The city's decision to kill thousands of strays has drawn intense backlash from animal lovers and the media. Vlada Provotorova, a dentist, built a make-shift shelter to house, feed, and sterilize Sochi's strays, telling CNN, "we are protecting them." In an interview with the Boston Globe, Provotorova says that her group of friends and volunteers have been able to save "no more than 100" dogs. She estimates somewhere between 5,000 and 7,000 have been killed under the city government's Olympics-motivated crackdown.
While the Winter Games have turned this local problem into an international story, Dina Filippova, a lawyer and one of Provotorova's volunteers, says its not the Olympics that are creating the problem, but the country's lack of animal rights laws. "In Russia, you can abuse animals and it's not a crime," Filippova tells CNN. "You can buy and adopt an animal and release it on the street, it's not a crime.

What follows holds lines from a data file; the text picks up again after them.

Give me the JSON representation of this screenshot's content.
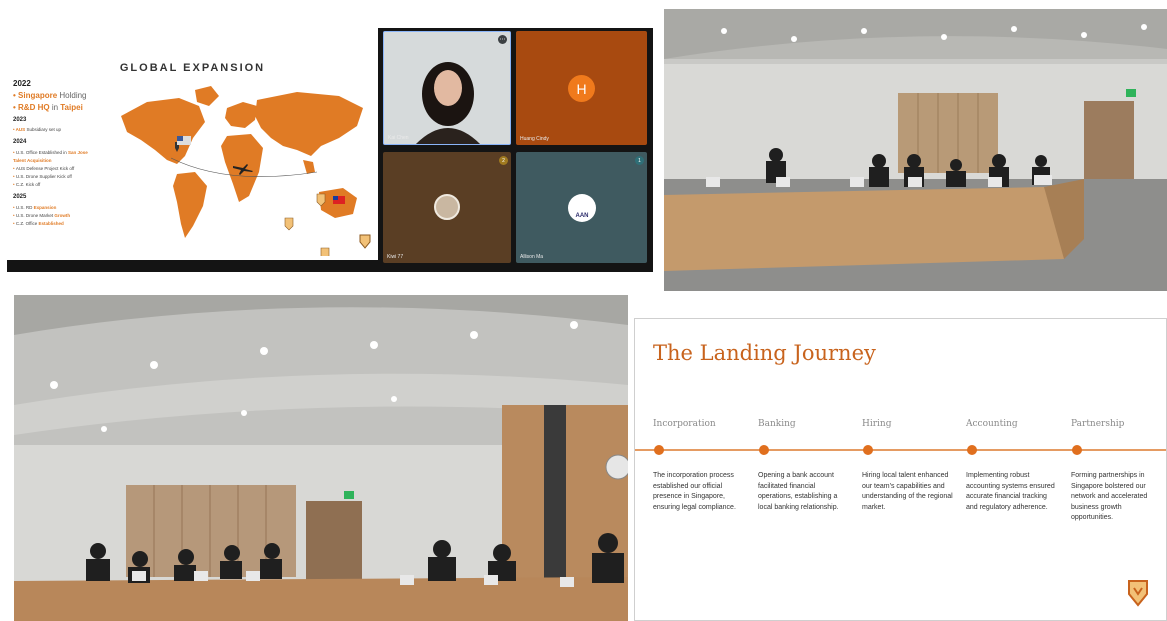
{
  "call": {
    "slide": {
      "title": "GLOBAL EXPANSION",
      "lines": [
        {
          "text": "2022",
          "kind": "yr"
        },
        {
          "bullet": "• ",
          "hl": "Singapore",
          "rest": " Holding",
          "kind": "big"
        },
        {
          "bullet": "• ",
          "hl": "R&D HQ",
          "mid": " in ",
          "hl2": "Taipei",
          "kind": "big"
        },
        {
          "text": "2023",
          "kind": "yr"
        },
        {
          "bullet": "• ",
          "hl": "AUS",
          "rest": " Subsidiary set up",
          "kind": "sm"
        },
        {
          "text": "2024",
          "kind": "yr"
        },
        {
          "bullet": "• ",
          "rest": "U.S. Office Established in ",
          "hl": "San Jose",
          "kind": "sm"
        },
        {
          "indent": "  ",
          "hl": "Talent Acquisition",
          "kind": "sm"
        },
        {
          "bullet": "• ",
          "rest": "AUS Defense Project Kick off",
          "kind": "sm"
        },
        {
          "bullet": "• ",
          "rest": "U.S. Drone Supplier Kick off",
          "kind": "sm"
        },
        {
          "bullet": "• ",
          "rest": "C.Z. Kick off",
          "kind": "sm"
        },
        {
          "text": "2025",
          "kind": "yr"
        },
        {
          "bullet": "• ",
          "rest": "U.S. RD ",
          "hl": "Expansion",
          "kind": "sm"
        },
        {
          "bullet": "• ",
          "rest": "U.S. Drone Market ",
          "hl": "Growth",
          "kind": "sm"
        },
        {
          "bullet": "• ",
          "rest": "C.Z. Office ",
          "hl": "Established",
          "kind": "sm"
        }
      ]
    },
    "tiles": [
      {
        "name": "Kai Chen"
      },
      {
        "name": "Huang Cindy",
        "initial": "H"
      },
      {
        "name": "Kiwi 77",
        "badge": "2"
      },
      {
        "name": "Allison Ma",
        "badge": "1",
        "avatar_text": "AAN"
      }
    ]
  },
  "journey": {
    "title": "The Landing Journey",
    "steps": [
      {
        "name": "Incorporation",
        "desc": "The incorporation process established our official presence in Singapore, ensuring legal compliance."
      },
      {
        "name": "Banking",
        "desc": "Opening a bank account facilitated financial operations, establishing a local banking relationship."
      },
      {
        "name": "Hiring",
        "desc": "Hiring local talent enhanced our team's capabilities and understanding of the regional market."
      },
      {
        "name": "Accounting",
        "desc": "Implementing robust accounting systems ensured accurate financial tracking and regulatory adherence."
      },
      {
        "name": "Partnership",
        "desc": "Forming partnerships in Singapore bolstered our network and accelerated business growth opportunities."
      }
    ]
  },
  "colors": {
    "accent": "#e07b25",
    "journey_accent": "#c8631d",
    "call_bg": "#141414"
  },
  "icons": [
    "shield-logo-icon",
    "airplane-icon",
    "flag-icon",
    "map-pin-icon",
    "more-options-icon"
  ]
}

You have no legal obligation to sterilize your dog or cat."
Earlier this week, Sochi's Olympics organizing committee released a statement, declaring that all stray dogs found inside Olympic Park are collected by a veterinary contractor then released after a health check. One hopes the influx of scrutiny will pressure the city government to improve its policies even post-Olympics. But Provotorova doubts it, telling the Globe, “they won't do anything about it.”
Below, a look at Provotorova's shelter and the strays being found around Sochi's Olympic sites: